Dataset rows for apps and sites:
● ● ● ● ● ● ●

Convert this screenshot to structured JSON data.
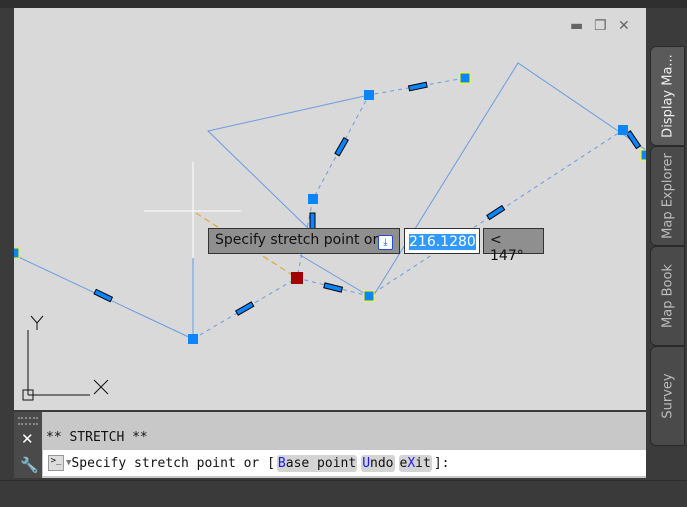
{
  "window_controls": {
    "minimize": "minimize-icon",
    "restore": "restore-icon",
    "close": "close-icon"
  },
  "palette_tabs": [
    "Display Ma...",
    "Map Explorer",
    "Map Book",
    "Survey"
  ],
  "dynamic_input": {
    "prompt": "Specify stretch point or",
    "distance": "216.1280",
    "angle": "< 147°"
  },
  "ucs": {
    "x_label": "X",
    "y_label": "Y"
  },
  "command": {
    "history": "** STRETCH **",
    "prompt_prefix": "Specify stretch point or [",
    "options": [
      {
        "hot": "B",
        "rest": "ase point"
      },
      {
        "hot": "U",
        "rest": "ndo"
      },
      {
        "pre": "e",
        "hot": "X",
        "rest": "it"
      }
    ],
    "prompt_suffix": "]:"
  },
  "colors": {
    "canvas": "#d9d9d9",
    "grip": "#0a84ff",
    "hot_grip": "#a00000",
    "line": "#6a9be0"
  }
}
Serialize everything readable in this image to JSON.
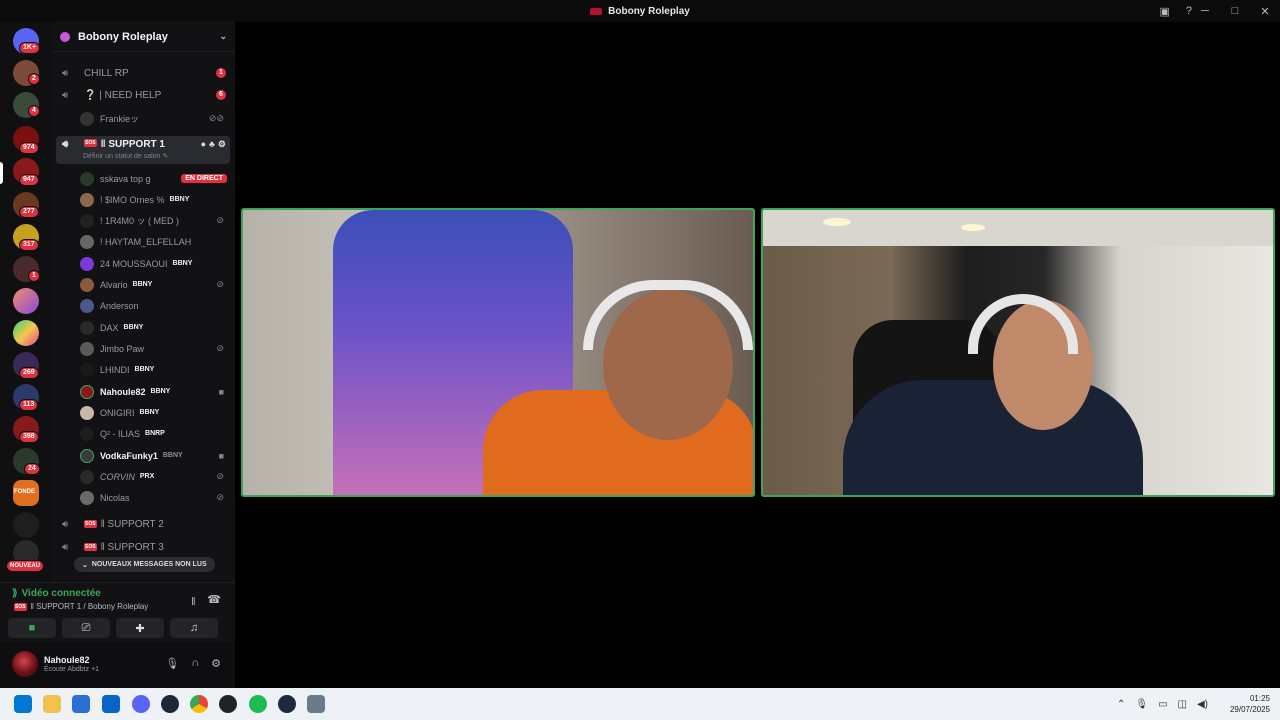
{
  "window": {
    "title": "Bobony Roleplay"
  },
  "rail": {
    "badges": [
      "1K+",
      "2",
      "4",
      "974",
      "947",
      "277",
      "317",
      "1",
      "269",
      "113",
      "398",
      "24"
    ],
    "new_label": "NOUVEAU",
    "fondue_label": "FONDE"
  },
  "guild": {
    "name": "Bobony Roleplay"
  },
  "channels": [
    {
      "name": "CHILL RP",
      "count": "1"
    },
    {
      "name": "❔ | NEED HELP",
      "count": "6"
    }
  ],
  "frankie": "Frankieッ",
  "active_channel": {
    "name": "‖ SUPPORT 1",
    "sub": "Définir un statut de salon ✎"
  },
  "users": [
    {
      "name": "sskava top g",
      "tag": "",
      "live": "EN DIRECT"
    },
    {
      "name": "! $IMO Ornes %",
      "tag": "BBNY"
    },
    {
      "name": "! 1R4M0 ッ ( MED )",
      "tag": ""
    },
    {
      "name": "! HAYTAM_ELFELLAH",
      "tag": ""
    },
    {
      "name": "24 MOUSSAOUI",
      "tag": "BBNY"
    },
    {
      "name": "Alvario",
      "tag": "BBNY"
    },
    {
      "name": "Anderson",
      "tag": ""
    },
    {
      "name": "DAX",
      "tag": "BBNY"
    },
    {
      "name": "Jimbo Paw",
      "tag": ""
    },
    {
      "name": "LHINDI",
      "tag": "BBNY"
    },
    {
      "name": "Nahoule82",
      "tag": "BBNY"
    },
    {
      "name": "ONIGIRI",
      "tag": "BBNY"
    },
    {
      "name": "Q² - ILIAS",
      "tag": "BNRP"
    },
    {
      "name": "VodkaFunky1",
      "tag": "BBNY"
    },
    {
      "name": "CORVIN",
      "tag": "PRX"
    },
    {
      "name": "Nicolas",
      "tag": ""
    }
  ],
  "channels_after": [
    {
      "name": "‖ SUPPORT 2"
    },
    {
      "name": "‖ SUPPORT 3"
    }
  ],
  "new_messages": "NOUVEAUX MESSAGES NON LUS",
  "voice": {
    "status": "Vidéo connectée",
    "location": "‖ SUPPORT 1 / Bobony Roleplay"
  },
  "user_panel": {
    "name": "Nahoule82",
    "status": "Écoute Abdbtz +1"
  },
  "clock": {
    "time": "01:25",
    "date": "29/07/2025"
  }
}
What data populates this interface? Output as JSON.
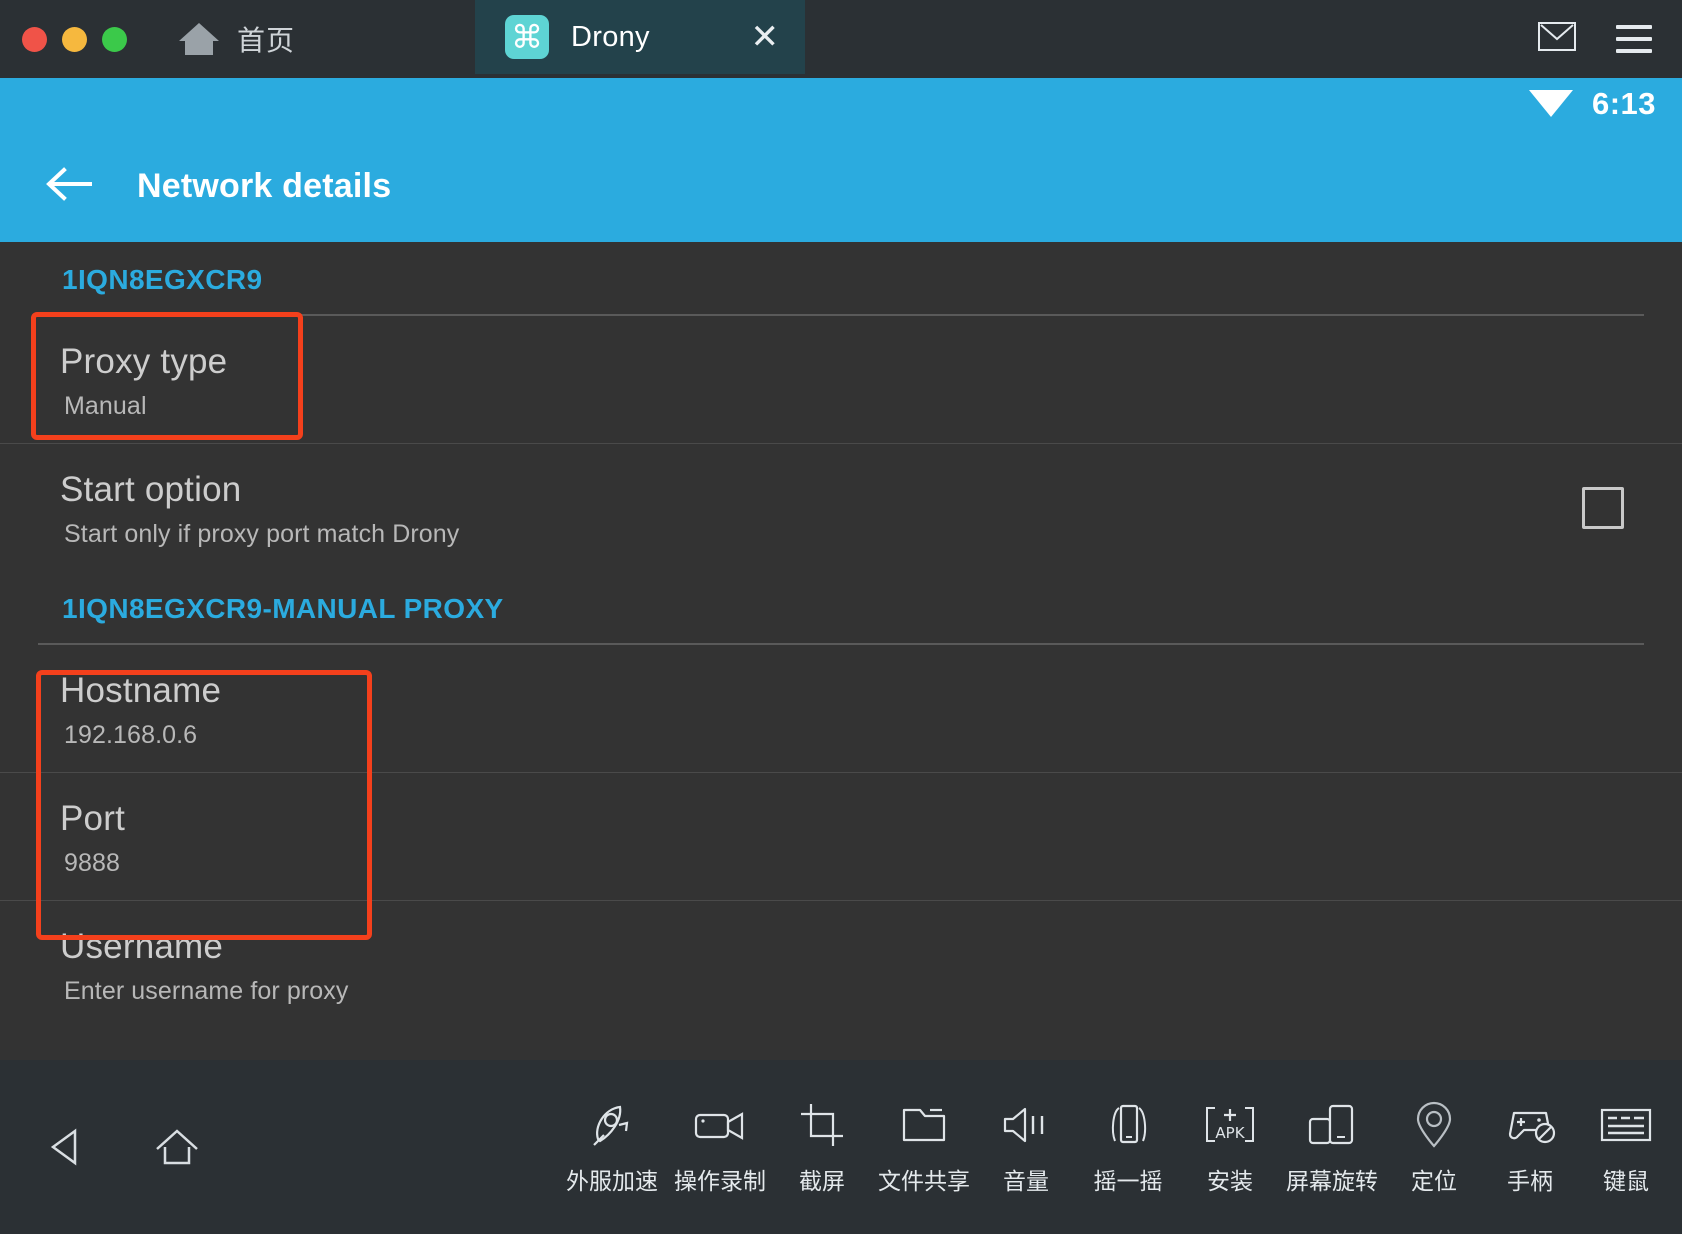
{
  "window": {
    "home_label": "首页",
    "tab": {
      "title": "Drony",
      "icon": "command-icon",
      "close": "✕"
    },
    "right_icons": [
      "mail-icon",
      "menu-icon"
    ]
  },
  "status_bar": {
    "time": "6:13",
    "wifi": "wifi-icon"
  },
  "app_bar": {
    "title": "Network details",
    "back": "back-arrow-icon"
  },
  "content": {
    "sections": [
      {
        "header": "1IQN8EGXCR9",
        "rows": [
          {
            "title": "Proxy type",
            "sub": "Manual",
            "checkbox": false,
            "highlighted": true
          },
          {
            "title": "Start option",
            "sub": "Start only if proxy port match Drony",
            "checkbox": true,
            "checked": false,
            "highlighted": false
          }
        ]
      },
      {
        "header": "1IQN8EGXCR9-MANUAL PROXY",
        "rows": [
          {
            "title": "Hostname",
            "sub": "192.168.0.6",
            "checkbox": false,
            "highlighted": true
          },
          {
            "title": "Port",
            "sub": "9888",
            "checkbox": false,
            "highlighted": true
          },
          {
            "title": "Username",
            "sub": "Enter username for proxy",
            "checkbox": false,
            "highlighted": false
          }
        ]
      }
    ]
  },
  "bottom_bar": {
    "nav": [
      {
        "name": "back-nav-icon"
      },
      {
        "name": "home-nav-icon"
      }
    ],
    "tools": [
      {
        "icon": "rocket-icon",
        "label": "外服加速"
      },
      {
        "icon": "video-camera-icon",
        "label": "操作录制"
      },
      {
        "icon": "crop-icon",
        "label": "截屏"
      },
      {
        "icon": "folder-icon",
        "label": "文件共享"
      },
      {
        "icon": "volume-icon",
        "label": "音量"
      },
      {
        "icon": "shake-icon",
        "label": "摇一摇"
      },
      {
        "icon": "apk-install-icon",
        "label": "安装"
      },
      {
        "icon": "rotate-screen-icon",
        "label": "屏幕旋转"
      },
      {
        "icon": "location-pin-icon",
        "label": "定位"
      },
      {
        "icon": "gamepad-icon",
        "label": "手柄"
      },
      {
        "icon": "keyboard-icon",
        "label": "键鼠"
      }
    ]
  },
  "colors": {
    "accent_blue": "#2babdf",
    "highlight_red": "#f4401c",
    "content_bg": "#333333",
    "chrome_bg": "#2b3034",
    "tab_bg": "#23424b",
    "app_icon_bg": "#5ed4d4"
  }
}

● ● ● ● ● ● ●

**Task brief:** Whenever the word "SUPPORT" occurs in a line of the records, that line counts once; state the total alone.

**Output of the exercise:** 4